━━ Task material

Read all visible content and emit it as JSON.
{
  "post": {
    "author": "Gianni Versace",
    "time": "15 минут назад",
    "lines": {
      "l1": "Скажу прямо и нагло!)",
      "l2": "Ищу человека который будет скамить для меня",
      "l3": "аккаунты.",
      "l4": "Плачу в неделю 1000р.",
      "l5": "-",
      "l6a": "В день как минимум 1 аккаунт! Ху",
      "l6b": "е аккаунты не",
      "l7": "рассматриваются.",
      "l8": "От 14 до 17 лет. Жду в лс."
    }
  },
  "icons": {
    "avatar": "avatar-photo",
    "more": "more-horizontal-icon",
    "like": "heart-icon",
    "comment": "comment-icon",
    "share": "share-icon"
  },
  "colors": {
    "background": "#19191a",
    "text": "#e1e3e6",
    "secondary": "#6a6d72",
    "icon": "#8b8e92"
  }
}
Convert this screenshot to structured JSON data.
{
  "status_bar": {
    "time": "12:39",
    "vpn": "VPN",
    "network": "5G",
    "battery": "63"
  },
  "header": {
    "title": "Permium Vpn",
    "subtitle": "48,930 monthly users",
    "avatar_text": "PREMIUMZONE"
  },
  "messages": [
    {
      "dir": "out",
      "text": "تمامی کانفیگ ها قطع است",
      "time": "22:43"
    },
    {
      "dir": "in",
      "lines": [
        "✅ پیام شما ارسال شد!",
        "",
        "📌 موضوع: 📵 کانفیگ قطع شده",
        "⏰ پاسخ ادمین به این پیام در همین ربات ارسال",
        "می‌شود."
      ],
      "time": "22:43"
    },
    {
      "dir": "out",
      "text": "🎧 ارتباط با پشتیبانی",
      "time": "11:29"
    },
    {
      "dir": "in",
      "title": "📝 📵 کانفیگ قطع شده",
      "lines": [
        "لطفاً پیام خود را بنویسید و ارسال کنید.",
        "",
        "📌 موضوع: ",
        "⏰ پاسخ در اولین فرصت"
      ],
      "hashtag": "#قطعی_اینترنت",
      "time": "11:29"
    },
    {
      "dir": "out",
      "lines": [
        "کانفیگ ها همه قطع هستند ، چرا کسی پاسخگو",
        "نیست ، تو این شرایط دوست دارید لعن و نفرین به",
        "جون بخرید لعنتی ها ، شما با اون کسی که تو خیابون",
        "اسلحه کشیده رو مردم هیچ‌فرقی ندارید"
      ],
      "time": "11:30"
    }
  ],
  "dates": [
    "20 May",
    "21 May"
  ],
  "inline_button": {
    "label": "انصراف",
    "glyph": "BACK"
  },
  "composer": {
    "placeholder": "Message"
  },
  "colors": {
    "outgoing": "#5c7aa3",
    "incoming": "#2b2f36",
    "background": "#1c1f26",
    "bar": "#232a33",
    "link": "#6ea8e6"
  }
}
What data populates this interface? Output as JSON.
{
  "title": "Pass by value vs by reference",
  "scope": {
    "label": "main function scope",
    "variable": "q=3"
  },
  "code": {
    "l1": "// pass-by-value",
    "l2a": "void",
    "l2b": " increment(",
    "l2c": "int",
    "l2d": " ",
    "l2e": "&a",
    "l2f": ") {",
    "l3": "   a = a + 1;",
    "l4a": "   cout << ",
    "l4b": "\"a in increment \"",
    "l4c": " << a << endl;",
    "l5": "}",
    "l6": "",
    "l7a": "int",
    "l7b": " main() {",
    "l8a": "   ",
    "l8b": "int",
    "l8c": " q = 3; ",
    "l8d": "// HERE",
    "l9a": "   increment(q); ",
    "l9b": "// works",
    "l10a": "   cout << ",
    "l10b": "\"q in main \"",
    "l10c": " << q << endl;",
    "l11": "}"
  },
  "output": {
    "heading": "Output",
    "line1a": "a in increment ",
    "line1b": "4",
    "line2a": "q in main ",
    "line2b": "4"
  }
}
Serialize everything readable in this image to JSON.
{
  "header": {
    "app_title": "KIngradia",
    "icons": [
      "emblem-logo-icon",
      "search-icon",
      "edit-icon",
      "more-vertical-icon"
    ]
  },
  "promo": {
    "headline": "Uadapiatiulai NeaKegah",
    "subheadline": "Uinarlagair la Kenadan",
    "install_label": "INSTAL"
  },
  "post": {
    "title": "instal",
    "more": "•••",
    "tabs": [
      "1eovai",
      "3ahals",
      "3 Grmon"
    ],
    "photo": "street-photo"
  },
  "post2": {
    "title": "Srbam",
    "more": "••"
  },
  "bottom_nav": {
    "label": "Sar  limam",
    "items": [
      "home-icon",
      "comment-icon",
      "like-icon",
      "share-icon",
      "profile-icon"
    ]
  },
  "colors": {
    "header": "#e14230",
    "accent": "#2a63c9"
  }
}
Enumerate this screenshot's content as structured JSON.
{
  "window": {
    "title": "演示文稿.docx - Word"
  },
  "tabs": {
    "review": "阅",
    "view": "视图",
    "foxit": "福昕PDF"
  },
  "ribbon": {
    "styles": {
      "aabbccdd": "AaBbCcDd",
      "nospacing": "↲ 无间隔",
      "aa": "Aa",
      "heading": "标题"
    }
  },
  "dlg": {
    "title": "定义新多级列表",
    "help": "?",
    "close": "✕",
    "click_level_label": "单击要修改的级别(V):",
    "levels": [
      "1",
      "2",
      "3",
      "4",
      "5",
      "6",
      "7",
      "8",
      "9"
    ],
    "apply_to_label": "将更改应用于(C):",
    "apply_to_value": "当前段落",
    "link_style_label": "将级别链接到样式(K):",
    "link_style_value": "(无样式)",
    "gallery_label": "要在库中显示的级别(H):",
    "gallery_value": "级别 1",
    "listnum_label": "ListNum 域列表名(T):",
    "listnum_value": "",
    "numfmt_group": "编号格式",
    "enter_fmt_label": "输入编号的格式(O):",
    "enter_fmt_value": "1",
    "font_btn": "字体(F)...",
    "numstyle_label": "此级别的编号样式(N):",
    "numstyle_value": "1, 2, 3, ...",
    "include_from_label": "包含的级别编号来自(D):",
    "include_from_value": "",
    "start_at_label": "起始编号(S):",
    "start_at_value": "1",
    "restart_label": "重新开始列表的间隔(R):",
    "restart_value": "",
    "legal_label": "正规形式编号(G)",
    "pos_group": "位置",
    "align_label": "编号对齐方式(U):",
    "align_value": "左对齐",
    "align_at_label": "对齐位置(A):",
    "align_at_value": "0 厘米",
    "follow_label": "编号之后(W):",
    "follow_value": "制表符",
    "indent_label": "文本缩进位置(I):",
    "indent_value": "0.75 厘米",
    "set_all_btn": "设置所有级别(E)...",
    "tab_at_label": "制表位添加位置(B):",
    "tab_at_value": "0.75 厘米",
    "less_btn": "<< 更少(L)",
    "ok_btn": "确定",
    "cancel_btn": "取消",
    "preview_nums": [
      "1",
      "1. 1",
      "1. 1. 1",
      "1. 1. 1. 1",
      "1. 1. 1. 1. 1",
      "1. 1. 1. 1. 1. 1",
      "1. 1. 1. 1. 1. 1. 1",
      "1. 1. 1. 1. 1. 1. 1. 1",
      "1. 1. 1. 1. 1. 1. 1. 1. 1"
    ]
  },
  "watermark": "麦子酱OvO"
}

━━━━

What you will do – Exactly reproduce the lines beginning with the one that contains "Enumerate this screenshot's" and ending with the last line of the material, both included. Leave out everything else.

Solved exercise –
Enumerate this screenshot's content as structured JSON.
{
  "window": {
    "title": "演示文稿.docx - Word"
  },
  "tabs": {
    "review": "阅",
    "view": "视图",
    "foxit": "福昕PDF"
  },
  "ribbon": {
    "styles": {
      "aabbccdd": "AaBbCcDd",
      "nospacing": "↲ 无间隔",
      "aa": "Aa",
      "heading": "标题"
    }
  },
  "dlg": {
    "title": "定义新多级列表",
    "help": "?",
    "close": "✕",
    "click_level_label": "单击要修改的级别(V):",
    "levels": [
      "1",
      "2",
      "3",
      "4",
      "5",
      "6",
      "7",
      "8",
      "9"
    ],
    "apply_to_label": "将更改应用于(C):",
    "apply_to_value": "当前段落",
    "link_style_label": "将级别链接到样式(K):",
    "link_style_value": "(无样式)",
    "gallery_label": "要在库中显示的级别(H):",
    "gallery_value": "级别 1",
    "listnum_label": "ListNum 域列表名(T):",
    "listnum_value": "",
    "numfmt_group": "编号格式",
    "enter_fmt_label": "输入编号的格式(O):",
    "enter_fmt_value": "1",
    "font_btn": "字体(F)...",
    "numstyle_label": "此级别的编号样式(N):",
    "numstyle_value": "1, 2, 3, ...",
    "include_from_label": "包含的级别编号来自(D):",
    "include_from_value": "",
    "start_at_label": "起始编号(S):",
    "start_at_value": "1",
    "restart_label": "重新开始列表的间隔(R):",
    "restart_value": "",
    "legal_label": "正规形式编号(G)",
    "pos_group": "位置",
    "align_label": "编号对齐方式(U):",
    "align_value": "左对齐",
    "align_at_label": "对齐位置(A):",
    "align_at_value": "0 厘米",
    "follow_label": "编号之后(W):",
    "follow_value": "制表符",
    "indent_label": "文本缩进位置(I):",
    "indent_value": "0.75 厘米",
    "set_all_btn": "设置所有级别(E)...",
    "tab_at_label": "制表位添加位置(B):",
    "tab_at_value": "0.75 厘米",
    "less_btn": "<< 更少(L)",
    "ok_btn": "确定",
    "cancel_btn": "取消",
    "preview_nums": [
      "1",
      "1. 1",
      "1. 1. 1",
      "1. 1. 1. 1",
      "1. 1. 1. 1. 1",
      "1. 1. 1. 1. 1. 1",
      "1. 1. 1. 1. 1. 1. 1",
      "1. 1. 1. 1. 1. 1. 1. 1",
      "1. 1. 1. 1. 1. 1. 1. 1. 1"
    ]
  },
  "watermark": "麦子酱OvO"
}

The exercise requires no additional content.